The Immigration Reform bill will cost $2 trillion over its lifetime if estimates by Heritage Foundation President Jim DeMint are correct.
As previously reported by The Inquisitr, Rand Paul says the immigration reform bill must be delayed while the Boston bombing investigation is under way. Both major political parties chose to politicize the Boston bombing to support their view of Immigration Reform.
The Immigration Reform bill aims to boost border security, fix legal immigration and worker programs, require all employers to check their workers’ legal status and offer eventual citizenship to the estimated 11 million immigrants already living in the country illegally.
Jim DeMint says the current version of the Immigration Reform bill is unfair to current US citizens:
“There’s no reason we can’t begin to fix our immigration system so that we won’t make this problem worse. But the bill that’s being presented is unfair to those who came here legally. It will cost Americans trillions of dollars. … If you consider all the factors related to the amnesty – and, believe me, this is comprehensive – that it will have a negative long-term impact on our gross domestic product.”

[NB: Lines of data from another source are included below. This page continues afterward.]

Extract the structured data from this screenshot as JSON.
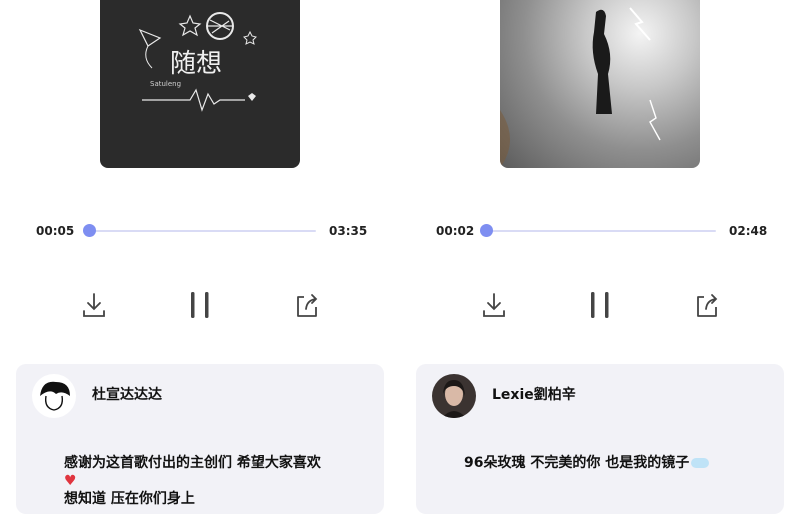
{
  "players": [
    {
      "cover_text": "随想",
      "cover_subtext": "Satuleng",
      "elapsed": "00:05",
      "duration": "03:35",
      "progress": 0.0,
      "controls": [
        "download-icon",
        "pause-icon",
        "share-icon"
      ],
      "comment": {
        "user": "杜宣达达达",
        "line1": "感谢为这首歌付出的主创们  希望大家喜欢",
        "line2": "♥",
        "line3": "想知道  压在你们身上"
      }
    },
    {
      "cover_text": "",
      "elapsed": "00:02",
      "duration": "02:48",
      "progress": 0.0,
      "controls": [
        "download-icon",
        "pause-icon",
        "share-icon"
      ],
      "comment": {
        "user": "Lexie劉柏辛",
        "line1": "96朵玫瑰 不完美的你 也是我的镜子"
      }
    }
  ],
  "colors": {
    "accent": "#7e8ef1",
    "track": "#d9dbf5",
    "card_bg": "#f2f2f7"
  }
}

A potential loophole in the current Immigration Reform bill would allow businesses would also benefit from $3,000 per year per person incentive to hire a newly minted legal immigrant over a US citizen. The reason this works out is because employers won’t be required to provide health insurance for these new legal immigrants nor will they have to pay the hefty $3,000 fine since they’re not eligible under Obamacare anyway. This loophole also means newly legal immigrants would also be a better hire for full-time work, while others might find their hours slashed to under 30 per week.
Republicans supporting the Immigration Reform bill are already facing a backlash similar to what happened after the 2007 Immigration Reform bill failed to be passed. Former Senator Trent Lott (R-MS) describes how bad the Immigration Reform debate became:
“I’ve been through this battle, and it’s ugly. My phones were jammed for three weeks and I got three death threats, one of which I turned over to the FBI. So it’s rough business.”
The 2007 Immigration Reform bill was estimated back then to cost $2.6 trillion, while the new version is slightly slimmer at $2 trillion. Overall, the rallying cry against the Immigration Reform bill can be summarized in one word: amnesty. Many US citizens share the perception that it’s unfair to essentially forgive a crime and then give the benefits of citizenship without a penalty being paid. But Republicans like Marco Rubio dispute this is what will happen.
What do you think about the Immigration Reform bill as it currently stands?